Being great also means being the occasional jerk. Tan yells at his people all the time, he admits. Just as gamers flame a teammate when he or she misses an opportunity for a kill or a goal, Tan rages if his team isn’t able to meet the standards he has set. Even his leadership style is a personification of gaming.
“I expect everyone to pull his own weight and be world class, just like in a multiplayer team game. At the same time, I also want everyone to play fair. We are super aggressive and hyper competitive but I want to make sure that we are playing within the rules and that we remain ethical.”
This honest philosophy is what, Tan reckons, keeps Razer ahead despite the stiff competition. And boy, the gaming market has exploded in the past couple of years. Triple-A game launches, which are the ones with the highest development, marketing and promotion budgets, have consistently outperformed the opening weekend receipts of Hollywood blockbusters. Such numbers mean that a slew of tech companies have released their own range of gaming keyboards, headphones, mice and other peripherals. It’s a crowded market with barely any elbow space, and yet, in spite of all that, Razer is still the clear leader.
“The Chinese have asked me whether I’m afraid of somebody counterfeiting my products and I tell them: ‘You can counterfeit the look and the technology. But, you can never counterfeit the culture.’ Our culture is what keeps us ahead,” explains Tan.
Razer has also invested substantially in research and development since the very beginning and hired some of the best engineers, which is why it has leapt leagues ahead from a technological perspective.

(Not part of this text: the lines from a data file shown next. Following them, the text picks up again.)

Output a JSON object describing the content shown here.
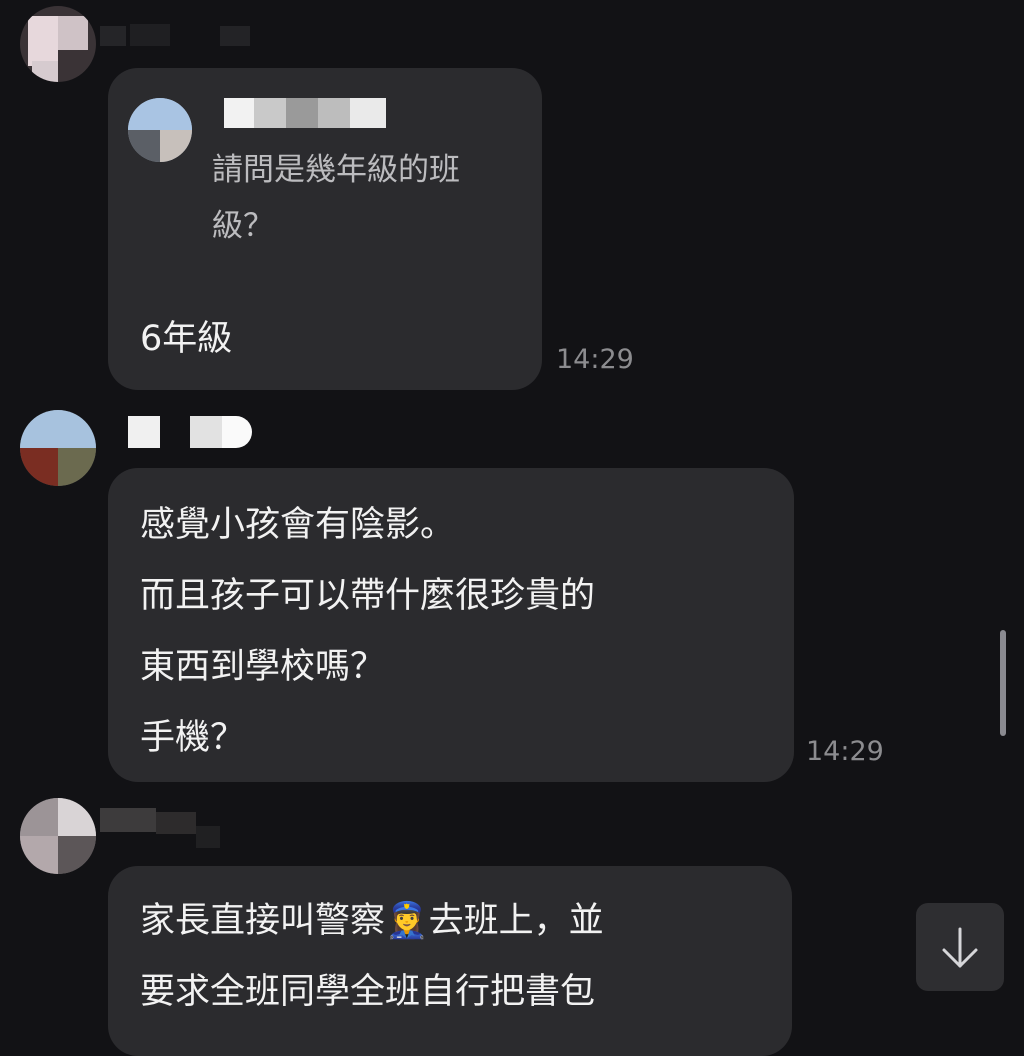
{
  "messages": [
    {
      "reply_preview": {
        "line1": "請問是幾年級的班",
        "line2": "級？"
      },
      "text": "6年級",
      "time": "14:29"
    },
    {
      "lines": [
        "感覺小孩會有陰影。",
        "而且孩子可以帶什麼很珍貴的",
        "東西到學校嗎？",
        "手機？"
      ],
      "time": "14:29"
    },
    {
      "line1_before": "家長直接叫警察",
      "emoji": "👮‍♀️",
      "line1_after": "去班上，並",
      "line2": "要求全班同學全班自行把書包"
    }
  ],
  "icons": {
    "scroll_down": "arrow-down-icon"
  },
  "colors": {
    "background": "#121215",
    "bubble": "#2b2b2e",
    "timestamp": "#8c8c8f"
  }
}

But, perhaps an MBA student wishing to use Razer as a case study in business need not have to delve so deep. The coffee that Min imbibed did not wake him up. No, it was only when we started talking about fun and games that he began to perk up. And ultimately, that’s what he wants his legacy to be – that he had fun working while running Razer. “And that I kicked ass in Left 4 Dead 2 too!”